On March 9th 2016, USAID brought together staff, implementing partners and thought leaders working on local governance, service delivery and accountability at the JW Marriott Hotel in Washington DC. The purpose was to critically reflect on lessons from USAID-supported local governance programming over the last two decades, examine local governance and accountability as entry-points for integrated programming and discuss how USAID and other development actors can most effectively support locally-driven, locally-owned approaches to strengthening local governance, service delivery and domestic accountability.

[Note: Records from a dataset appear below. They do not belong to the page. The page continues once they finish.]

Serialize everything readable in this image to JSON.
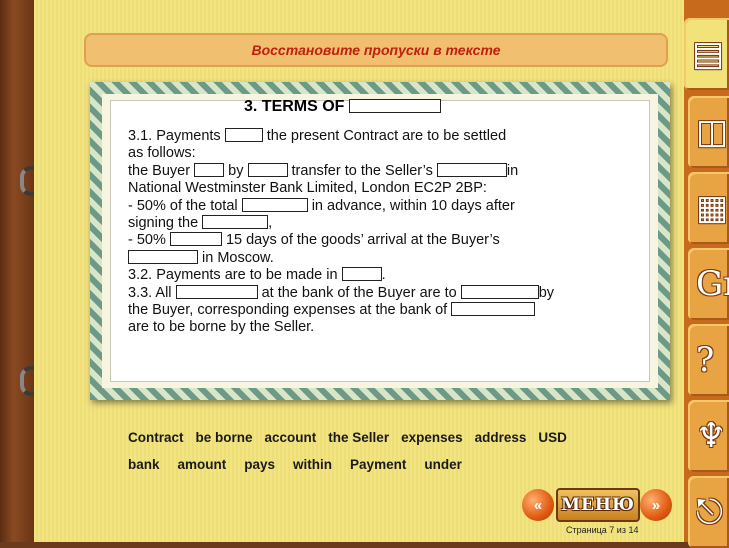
{
  "header": {
    "title": "Восстановите пропуски в тексте"
  },
  "document": {
    "heading": "3. TERMS OF",
    "lines": {
      "l1a": "3.1. Payments",
      "l1b": "the present Contract are to be settled",
      "l2": "as follows:",
      "l3a": "the Buyer",
      "l3b": "by",
      "l3c": "transfer to the Seller’s",
      "l3d": "in",
      "l4": "National Westminster Bank Limited, London EC2P 2BP:",
      "l5a": "- 50% of the total",
      "l5b": "in advance, within 10 days after",
      "l6a": "signing the",
      "l6b": ",",
      "l7a": "- 50%",
      "l7b": "15 days of the goods’ arrival at the Buyer’s",
      "l8": "in Moscow.",
      "l9a": "3.2. Payments are to be made in",
      "l9b": ".",
      "l10a": "3.3. All",
      "l10b": "at the bank of the Buyer are to",
      "l10c": "by",
      "l11": "the Buyer, corresponding expenses at the bank of",
      "l12": "are to be borne by the Seller."
    }
  },
  "word_bank": {
    "row1": [
      "Contract",
      "be borne",
      "account",
      "the Seller",
      "expenses",
      "address",
      "USD"
    ],
    "row2": [
      "bank",
      "amount",
      "pays",
      "within",
      "Payment",
      "under"
    ]
  },
  "nav": {
    "prev_label": "«",
    "next_label": "»",
    "menu_label": "МЕНЮ",
    "page_indicator": "Страница 7 из 14"
  },
  "tabs": [
    {
      "icon": "document-icon",
      "glyph": "▤"
    },
    {
      "icon": "book-icon",
      "glyph": "◫"
    },
    {
      "icon": "pages-icon",
      "glyph": "▦"
    },
    {
      "icon": "grammar-icon",
      "glyph": "Gr"
    },
    {
      "icon": "question-icon",
      "glyph": "?"
    },
    {
      "icon": "trophy-icon",
      "glyph": "♆"
    },
    {
      "icon": "exit-icon",
      "glyph": "⎋"
    }
  ]
}
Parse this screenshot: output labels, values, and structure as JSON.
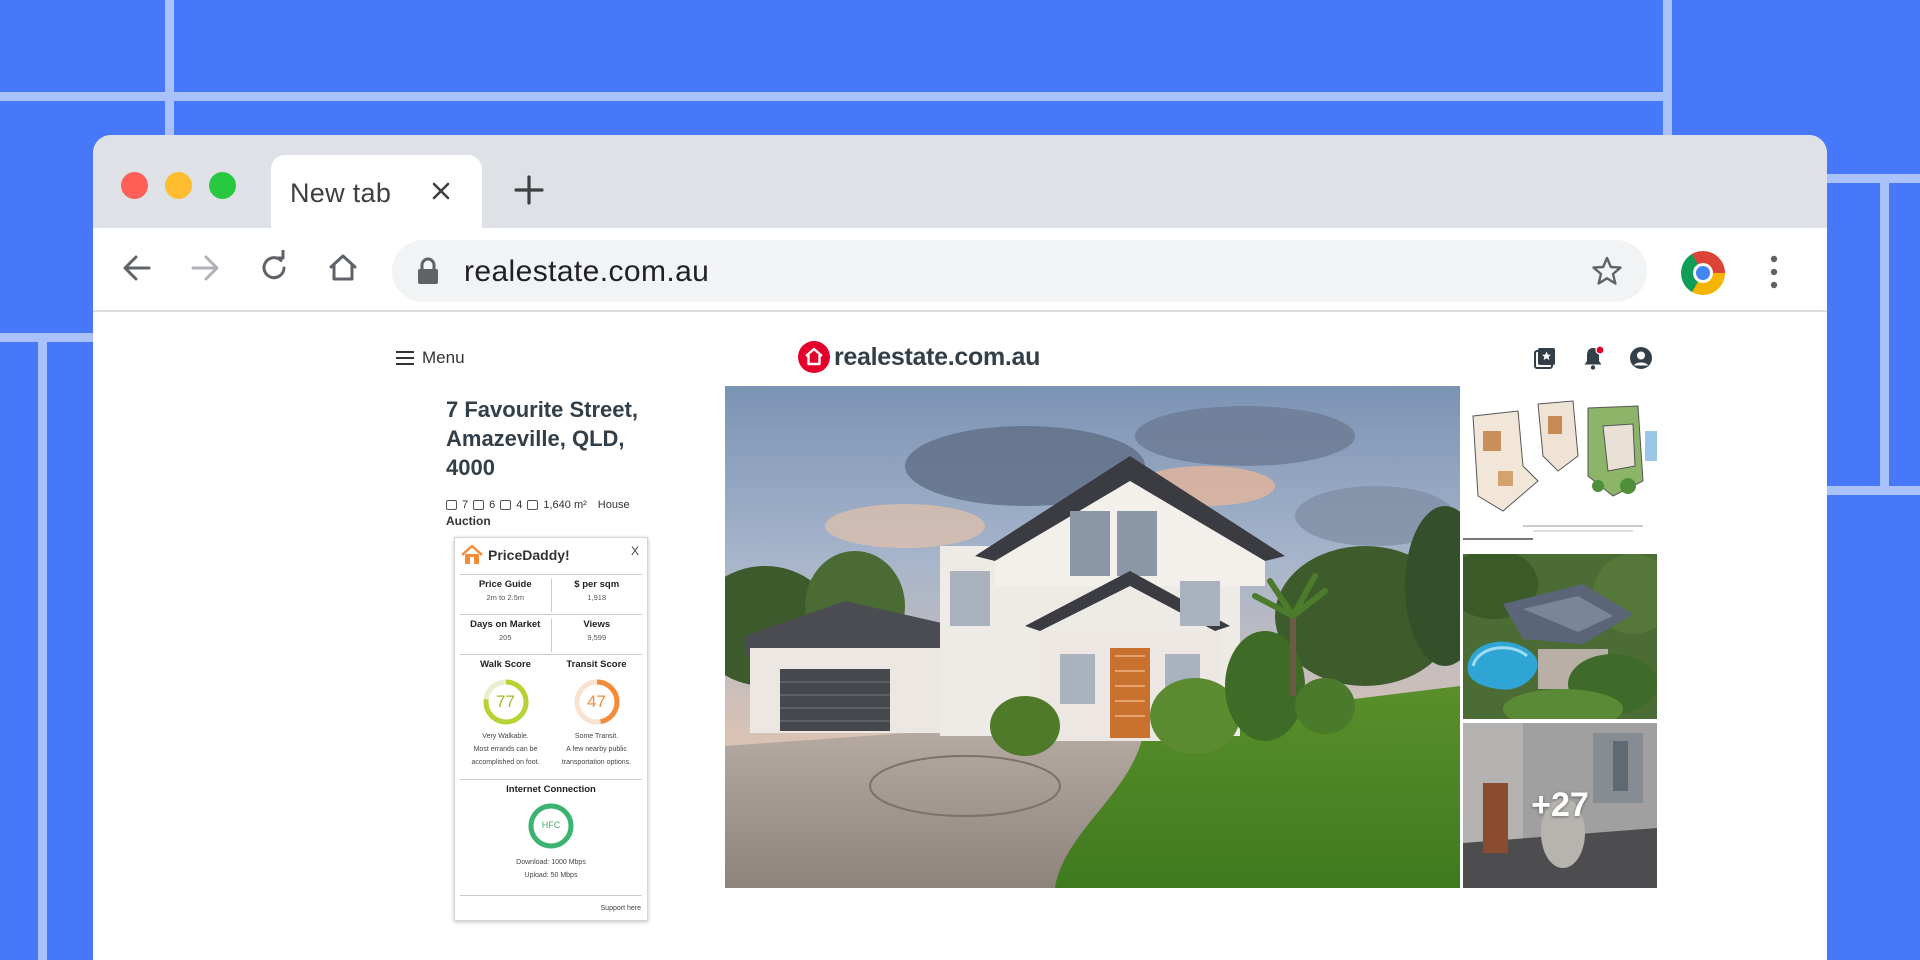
{
  "browser": {
    "tab_title": "New tab",
    "url": "realestate.com.au"
  },
  "site": {
    "menu_label": "Menu",
    "logo_text": "realestate.com.au"
  },
  "listing": {
    "address": "7 Favourite Street, Amazeville, QLD, 4000",
    "bedrooms": "7",
    "bathrooms": "6",
    "parking": "4",
    "land_size": "1,640 m²",
    "property_type": "House",
    "sale_method": "Auction",
    "more_photos": "+27"
  },
  "pricedaddy": {
    "title": "PriceDaddy!",
    "close": "X",
    "price_guide_label": "Price Guide",
    "price_guide_value": "2m to 2.5m",
    "per_sqm_label": "$ per sqm",
    "per_sqm_value": "1,918",
    "days_label": "Days on Market",
    "days_value": "205",
    "views_label": "Views",
    "views_value": "9,599",
    "walk_label": "Walk Score",
    "walk_value": "77",
    "walk_desc_1": "Very Walkable.",
    "walk_desc_2": "Most errands can be",
    "walk_desc_3": "accomplished on foot.",
    "transit_label": "Transit Score",
    "transit_value": "47",
    "transit_desc_1": "Some Transit.",
    "transit_desc_2": "A few nearby public",
    "transit_desc_3": "transportation options.",
    "internet_label": "Internet Connection",
    "internet_value": "HFC",
    "download": "Download: 1000 Mbps",
    "upload": "Upload: 50 Mbps",
    "support": "Support here"
  },
  "colors": {
    "background": "#4678f9",
    "brand_red": "#e4002b",
    "walk_ring": "#b5d334",
    "transit_ring": "#f28c3a",
    "internet_ring": "#3cb371"
  }
}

The meeting – which was organized by the cross-sectoral working group to review progress on integrating democracy, human rights and governance (DRG) perspectives in USAID programming – looked at some overarching trends and assumptions in the sector of local governance and accountability, illustrated by practical examples from programming as well as recent research.

Rather than thinking of local governance as a panacea to accountable service delivery, both researchers and practitioners stressed the need to focus both on the ‘first mile’ i.e. where political beliefs and societal norms are formed at different levels, as well as the ‘last mile’ of holding local service deliverers to account. The shift away from just ‘fixing services’ towards a more holistic and adaptive approach to social accountability was seen as one of the most important lessons over the last couple of decades, reflected also in some of the country cases presented. This was also illustrated in GPSA’s panel presentation of practical examples, drawing on in-country experiences of grantees and the overall GPSA approach to knowledge and learning.

A holistic approach, it was argued, needs to be both context-sensitive and take into account the political as well as the fiscal incentives for local governance reform in order to set up effective engagement mechanisms with local structures. Reminding the meeting that donor aid is political too, the need to analyze and understand the political implications of proposed external interventions was discussed. For social accountability, it was also noted that while existing forces for collective local action may coincide with organized civil society, it may also require broader attitude or behavioral shifts among unorganized citizens at large, or involving informal leadership and networks.

Examples of direct involvement of citizens in the co-creation of solutions with public officials were highlighted from some of the GPSA projects. Others mentioned the role and added value of action-oriented research and long-term impact evaluations as ways to get iterative inputs for adaptive management. In this context, a serious commitment to opening up local government was mentioned. Routinely collected secondary data at municipal or district levels could be used more effectively in ongoing research and monitoring efforts, validated by citizen feedback for local planning and public outreach.

The roundtable was organized as part of a series of reflection meetings conducted by USAID in its internal review of the Action Plan for Cross-Sectoral Integration.

Since 2015, USAID is a contributing donor to the GPSA trust fund, focusing on social accountability activities in the Dominican Republic.